Rochester Cop Suspended for Controversial Social Media Posts
Rochester, MN (KROC AM News) - A Rochester police officer who was placed on paid leave earlier this year after posting social media messages described as “racially charged and offensive” has been suspended.
The punishment was announced Thursday by Police Chief Roger Peterson, who had ordered an investigation into the incident. Peterson says Officer Ben Schlag has been suspended 10 days without pay. The suspension began Thursday.
Peterson says Schlag has decided on his own to attend classes “relating to cultural dynamics and their impact on his work and his relationships with the community.” Peterson says Schlag will spend his own time and money on completing the classes.
Peterson says Schlag has apologized to the community and co-workers for his actions. Peterson says he realizes many feel Schlag should be fired but he doesn’t feel “it would be the right thing to do.”
The posts were made last year on Schlag’s personal Facebook account and came to the attention of a Minneapolis group that filed a complaint with the city in February.
Peterson also says the department’s Professional Standards Manager who was relieved of his duties earlier this year has submitted his resignation, effective June 1st. Scott Hildebrand was in charge of the investigation involving Schlag. Peterson says Hildebrand had become aware of the posts made by Schlag but failed to address the issue.
Here is Chief Peterson’s full announcement of the suspension:
Earlier this year, the Rochester Police Department received a complaint in regard to one of our officers, Ben Schlag, posting messages to social media that were “racially charged and offensive.” Officer Schlag was subsequently relieved of duty while an independent investigation into this matter was completed.
There has been considerable discussion regarding the context of those posts. There has been no debate, however, about their adverse impact on the faith and trust of those we serve.
That is not acceptable and I apologize that this occurred in our community. Equally important, Ben apologizes for what he recognizes in retrospect hurt, not only people he is sworn to protect, but the people that he works with.
I know many people believe Ben should be terminated as a result of this incident. I understand that and, to be frank, that would be the easy thing to do in this case. I don’t, however, believe it would be the right thing to do.

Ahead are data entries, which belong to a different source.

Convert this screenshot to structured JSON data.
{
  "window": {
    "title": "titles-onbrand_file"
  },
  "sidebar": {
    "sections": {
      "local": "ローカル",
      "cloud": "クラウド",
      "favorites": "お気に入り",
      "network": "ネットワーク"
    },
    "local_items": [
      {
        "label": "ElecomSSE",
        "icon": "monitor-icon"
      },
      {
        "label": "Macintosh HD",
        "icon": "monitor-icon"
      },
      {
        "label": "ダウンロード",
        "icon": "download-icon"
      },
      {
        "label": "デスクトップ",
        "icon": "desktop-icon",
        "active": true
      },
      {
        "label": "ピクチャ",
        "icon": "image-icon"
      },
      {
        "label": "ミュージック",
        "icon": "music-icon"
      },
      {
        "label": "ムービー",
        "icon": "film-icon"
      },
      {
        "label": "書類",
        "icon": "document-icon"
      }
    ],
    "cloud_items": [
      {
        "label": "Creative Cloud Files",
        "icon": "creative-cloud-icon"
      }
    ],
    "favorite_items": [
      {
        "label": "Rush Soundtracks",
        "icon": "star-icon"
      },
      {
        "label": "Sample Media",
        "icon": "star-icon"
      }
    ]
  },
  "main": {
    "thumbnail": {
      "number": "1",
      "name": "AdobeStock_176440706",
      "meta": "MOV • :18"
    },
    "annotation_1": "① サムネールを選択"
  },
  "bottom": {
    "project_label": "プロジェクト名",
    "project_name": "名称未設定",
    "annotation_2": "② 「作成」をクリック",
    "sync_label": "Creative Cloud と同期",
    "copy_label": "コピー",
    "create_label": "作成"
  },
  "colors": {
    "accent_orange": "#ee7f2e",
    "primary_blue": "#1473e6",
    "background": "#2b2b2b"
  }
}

This incident had serious consequences and punishment is warranted. As such, Ben will be suspended without pay for 10 working days (105 hours).
Punishment alone, however, doesn’t actually solve problems. If we realistically expect our response to this incident to have meaningful impact, we have an obligation to do more than simply discipline, we have to do the hard work necessary to actually better ourselves.

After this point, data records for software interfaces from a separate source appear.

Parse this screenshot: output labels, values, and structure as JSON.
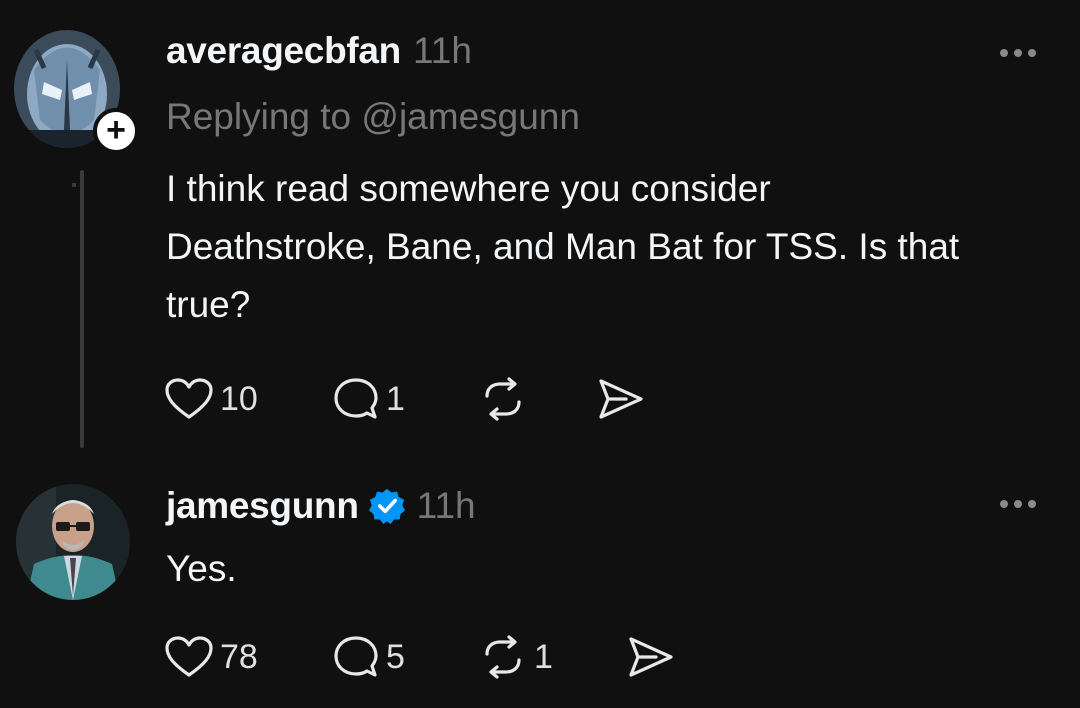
{
  "posts": [
    {
      "username": "averagecbfan",
      "time": "11h",
      "replying_to": "Replying to @jamesgunn",
      "text_lines": [
        "I think read somewhere you consider",
        "Deathstroke, Bane, and Man Bat for TSS. Is that",
        "true?"
      ],
      "follow_badge": "+",
      "likes": "10",
      "replies": "1",
      "reposts": "",
      "verified": false
    },
    {
      "username": "jamesgunn",
      "time": "11h",
      "text_lines": [
        "Yes."
      ],
      "likes": "78",
      "replies": "5",
      "reposts": "1",
      "verified": true
    }
  ],
  "icons": {
    "like": "heart-icon",
    "reply": "comment-bubble-icon",
    "repost": "repost-icon",
    "share": "send-icon",
    "more": "more-dots-icon",
    "verified": "verified-badge-icon"
  },
  "colors": {
    "background": "#101010",
    "text_primary": "#f3f5f7",
    "text_secondary": "#777777",
    "verified_blue": "#0095f6",
    "thread_line": "#3a3a3a"
  }
}
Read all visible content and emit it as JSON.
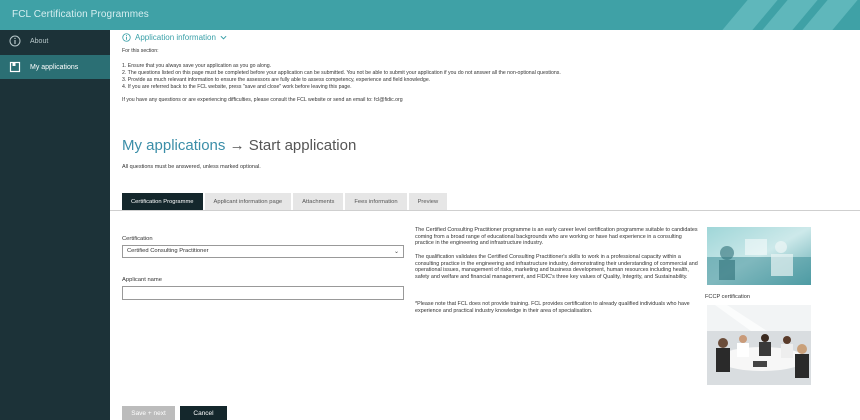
{
  "app": {
    "title": "FCL Certification Programmes"
  },
  "sidebar": {
    "items": [
      {
        "label": "About",
        "icon": "info-icon"
      },
      {
        "label": "My applications",
        "icon": "document-icon"
      }
    ]
  },
  "info": {
    "heading": "Application information",
    "intro": "For this section:",
    "points": [
      "1. Ensure that you always save your application as you go along.",
      "2. The questions listed on this page must be completed before your application can be submitted. You not be able to submit your application if you do not answer all the non-optional questions.",
      "3. Provide as much relevant information to ensure the assessors are fully able to assess competency, experience and field knowledge.",
      "4. If you are referred back to the FCL website, press \"save and close\" work before leaving this page."
    ],
    "contact": "If you have any questions or are experiencing difficulties, please consult the FCL website or send an email to: fcl@fidic.org"
  },
  "page": {
    "title": "My applications",
    "arrow": "→",
    "subtitle": "Start application",
    "note": "All questions must be answered, unless marked optional."
  },
  "tabs": [
    {
      "label": "Certification Programme",
      "active": true
    },
    {
      "label": "Applicant information page",
      "active": false
    },
    {
      "label": "Attachments",
      "active": false
    },
    {
      "label": "Fees information",
      "active": false
    },
    {
      "label": "Preview",
      "active": false
    }
  ],
  "form": {
    "certification_label": "Certification",
    "certification_value": "Certified Consulting Practitioner",
    "applicant_label": "Applicant name",
    "applicant_value": ""
  },
  "description": {
    "p1": "The Certified Consulting Practitioner programme is an early career level certification programme suitable to candidates coming from a broad range of educational backgrounds who are working or have had experience in a consulting practice in the engineering and infrastructure industry.",
    "p2": "The qualification validates the Certified Consulting Practitioner's skills to work in a professional capacity within a consulting practice in the engineering and infrastructure industry, demonstrating their understanding of commercial and operational issues, management of risks, marketing and business development, human resources including health, safety and welfare and financial management, and FIDIC's three key values of Quality, Integrity, and Sustainability.",
    "p3": "*Please note that FCL does not provide training. FCL provides certification to already qualified individuals who have experience and practical industry knowledge in their area of specialisation."
  },
  "images": {
    "caption": "FCCP certification"
  },
  "buttons": {
    "save_next": "Save + next",
    "cancel": "Cancel"
  },
  "colors": {
    "teal": "#3fa1a6",
    "dark": "#14272c",
    "sidebar": "#1c3238",
    "active_item": "#2b6f74",
    "link": "#3b8ea8"
  }
}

As hard as this has been, this incident has required us to confront some very difficult issues – and provided us the opportunity to learn from that experience. If we are to gain from that experience, we have to be willing to do what is required of us to rebuild relationships and restore the faith and trust of those we serve. We are committed to doing that.
Ben is committed to doing that as well. In addition to the discipline imposed by the Department, Ben will attend classes and complete assignments relating to cultural dynamics and their impact on his work and his relationships with the community. Ben has committed to doing this on his own, spending his own time and money in order to learn from this experience.
I believe he should be given that opportunity.
While Ben’s social media posts were clearly offensive to our community, they were not reflective of the values Ben has demonstrated in his personal and professional life. Ben has been devoted to public service, enlisting in the military shortly after 9/11 and serving honorably in Iraq. He has worked hard for this community for the past five years receiving 12 letters of appreciation as well as a life-saving award. Until this incident, he had never generated a complaint. The people that work with Ben offer no excuses or alibis for his insensitive social media posts – but they also recognize those posts don’t represent Ben as the person they know.
Those values were evident in Ben’s response to this issue. Instead of denials or rationalizations, he was very sorry and ashamed that he had acted in a way that had offended people. Before we were even aware that a complaint was pending, he had locked down his social media account and provided his user name and password to the Department so that any evidence would be preserved – not destroyed.
Although Ben wasn’t aware of the gravity of his social media posts, he was acutely aware of the need to take personal responsibility for his actions. Had he not immediately done so, any decisions about “the right thing to do” would have been much easier.
As it is, Ben has a long road ahead of him – and he is not alone. It will take a lot of work by a lot of people to regain the confidence of people that have been impacted by this event. We are willing to do that work and we will be a better Department for that effort.
This will not be an easy thing to do but it is something we must do. We can learn from our mistakes. We have to as learning is the only way to create change, not just in individuals, but in organizations – and professions.